**To do**
The answer must be every line of the records below that contains the word "selected", copied out.
Top of Data for the task
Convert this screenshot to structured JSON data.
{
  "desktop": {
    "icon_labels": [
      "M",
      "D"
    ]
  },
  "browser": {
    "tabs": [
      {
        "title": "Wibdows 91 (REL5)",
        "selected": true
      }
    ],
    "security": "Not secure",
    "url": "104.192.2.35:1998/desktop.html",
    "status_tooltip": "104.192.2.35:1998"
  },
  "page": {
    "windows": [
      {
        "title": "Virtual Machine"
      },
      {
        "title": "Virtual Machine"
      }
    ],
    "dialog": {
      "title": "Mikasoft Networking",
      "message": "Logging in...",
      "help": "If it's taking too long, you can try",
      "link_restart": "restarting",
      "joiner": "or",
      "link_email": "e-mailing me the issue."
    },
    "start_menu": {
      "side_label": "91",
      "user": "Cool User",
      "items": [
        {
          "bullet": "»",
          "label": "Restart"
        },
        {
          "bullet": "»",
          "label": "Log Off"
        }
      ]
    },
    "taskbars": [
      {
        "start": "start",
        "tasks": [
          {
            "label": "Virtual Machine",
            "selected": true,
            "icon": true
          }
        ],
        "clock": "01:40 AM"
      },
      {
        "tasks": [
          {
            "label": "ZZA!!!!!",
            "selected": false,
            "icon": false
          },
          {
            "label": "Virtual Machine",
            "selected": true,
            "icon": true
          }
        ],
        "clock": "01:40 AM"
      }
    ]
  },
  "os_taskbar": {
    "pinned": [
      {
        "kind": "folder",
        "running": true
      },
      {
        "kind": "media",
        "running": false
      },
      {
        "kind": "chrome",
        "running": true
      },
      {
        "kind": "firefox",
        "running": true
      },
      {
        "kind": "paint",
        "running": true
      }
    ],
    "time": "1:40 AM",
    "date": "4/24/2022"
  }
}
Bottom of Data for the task
**Response below**
        "selected": true
            "selected": true,
            "selected": false,
            "selected": true,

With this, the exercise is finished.